Problem to solve:
Skipping all images, output the listing word for word.

*****

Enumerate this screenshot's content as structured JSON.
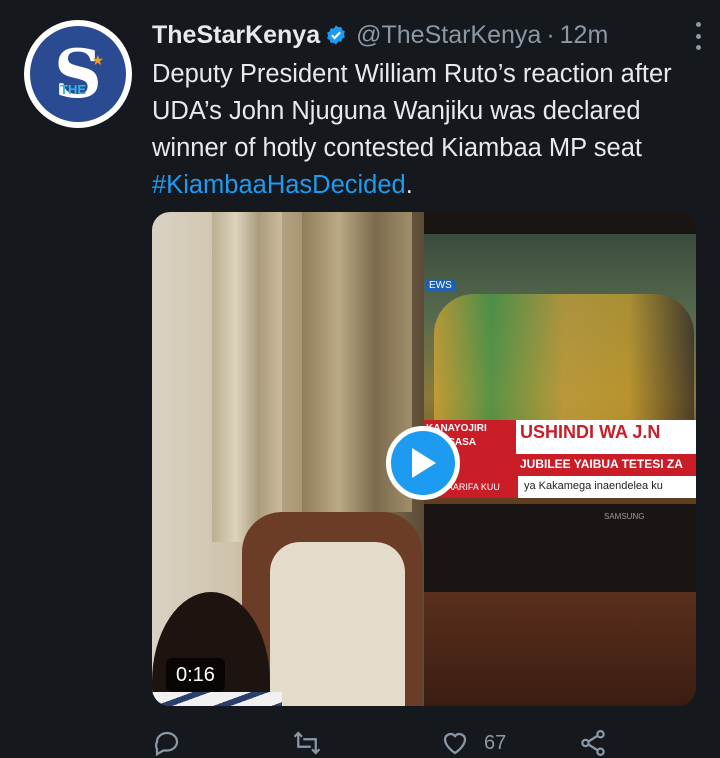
{
  "tweet": {
    "account_name": "TheStarKenya",
    "handle": "@TheStarKenya",
    "separator": "·",
    "time": "12m",
    "text_main": "Deputy President William Ruto’s reaction after UDA’s John Njuguna Wanjiku was declared winner of hotly contested Kiambaa MP seat ",
    "hashtag": "#KiambaaHasDecided",
    "text_end": "."
  },
  "avatar": {
    "letter": "S",
    "small_text": "THE"
  },
  "video": {
    "duration": "0:16",
    "tv_news_label": "EWS",
    "ticker_left": "KANAYOJIRI\nHIVI SASA",
    "ticker_main": "USHINDI WA J.N",
    "ticker_sub": "JUBILEE YAIBUA TETESI ZA",
    "ticker_bar_label": "TAARIFA KUU",
    "ticker_bar": "ya Kakamega inaendelea ku",
    "tv_brand": "SAMSUNG"
  },
  "actions": {
    "like_count": "67"
  },
  "colors": {
    "background": "#15181c",
    "accent": "#1d9bf0",
    "secondary_text": "#8b98a5"
  }
}
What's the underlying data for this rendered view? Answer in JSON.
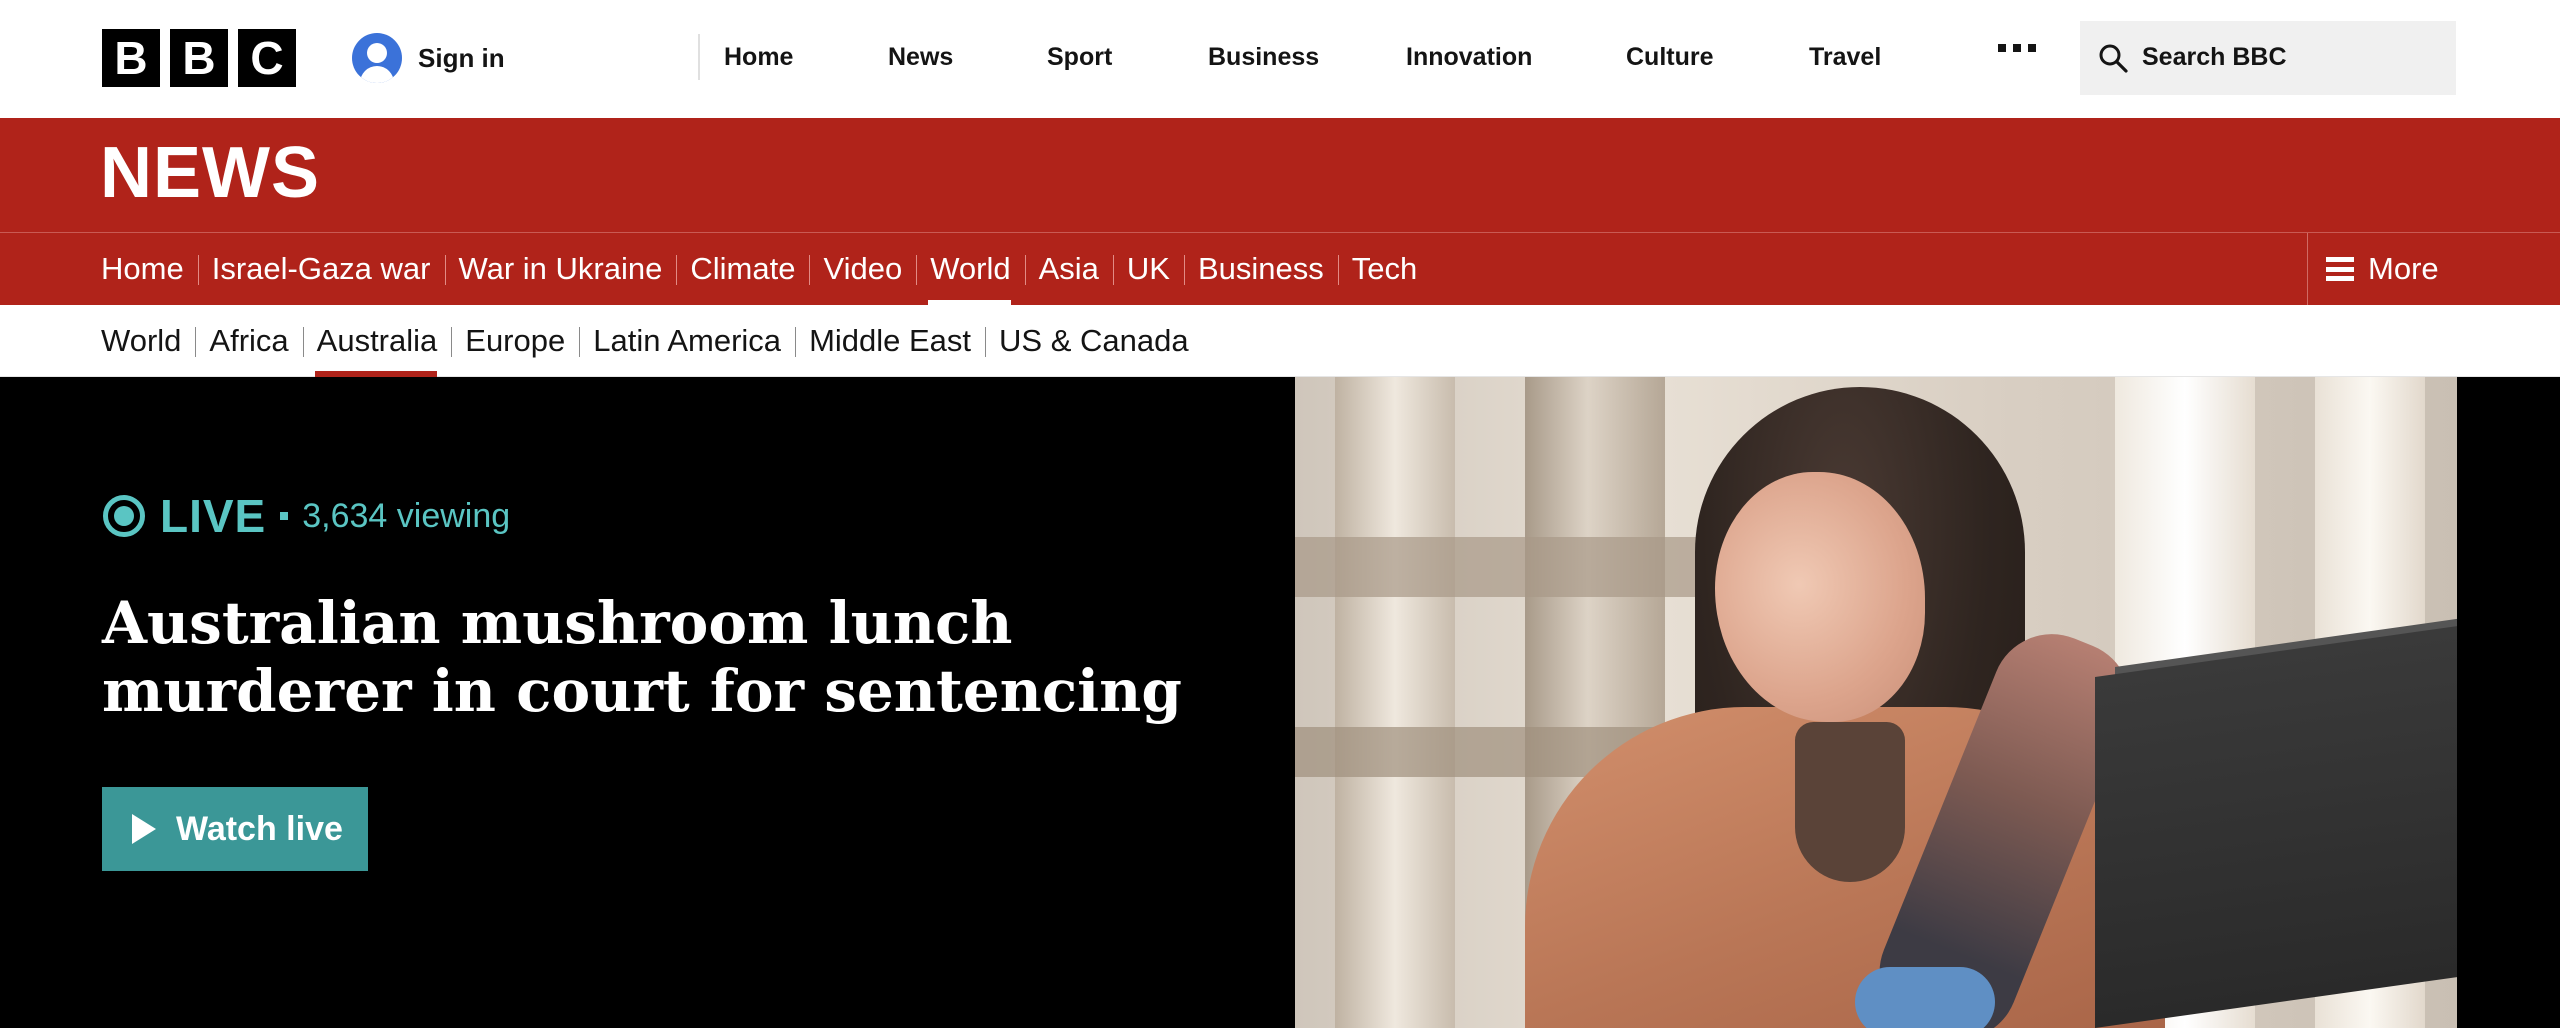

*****

Answer area:
Enumerate this screenshot's content as structured JSON.
{
  "tweet": {
    "account_name": "TheStarKenya",
    "handle": "@TheStarKenya",
    "separator": "·",
    "time": "12m",
    "text_main": "Deputy President William Ruto’s reaction after UDA’s John Njuguna Wanjiku was declared winner of hotly contested Kiambaa MP seat ",
    "hashtag": "#KiambaaHasDecided",
    "text_end": "."
  },
  "avatar": {
    "letter": "S",
    "small_text": "THE"
  },
  "video": {
    "duration": "0:16",
    "tv_news_label": "EWS",
    "ticker_left": "KANAYOJIRI\nHIVI SASA",
    "ticker_main": "USHINDI WA J.N",
    "ticker_sub": "JUBILEE YAIBUA TETESI ZA",
    "ticker_bar_label": "TAARIFA KUU",
    "ticker_bar": "ya Kakamega inaendelea ku",
    "tv_brand": "SAMSUNG"
  },
  "actions": {
    "like_count": "67"
  },
  "colors": {
    "background": "#15181c",
    "accent": "#1d9bf0",
    "secondary_text": "#8b98a5"
  }
}
What's the underlying data for this rendered view? Answer in JSON.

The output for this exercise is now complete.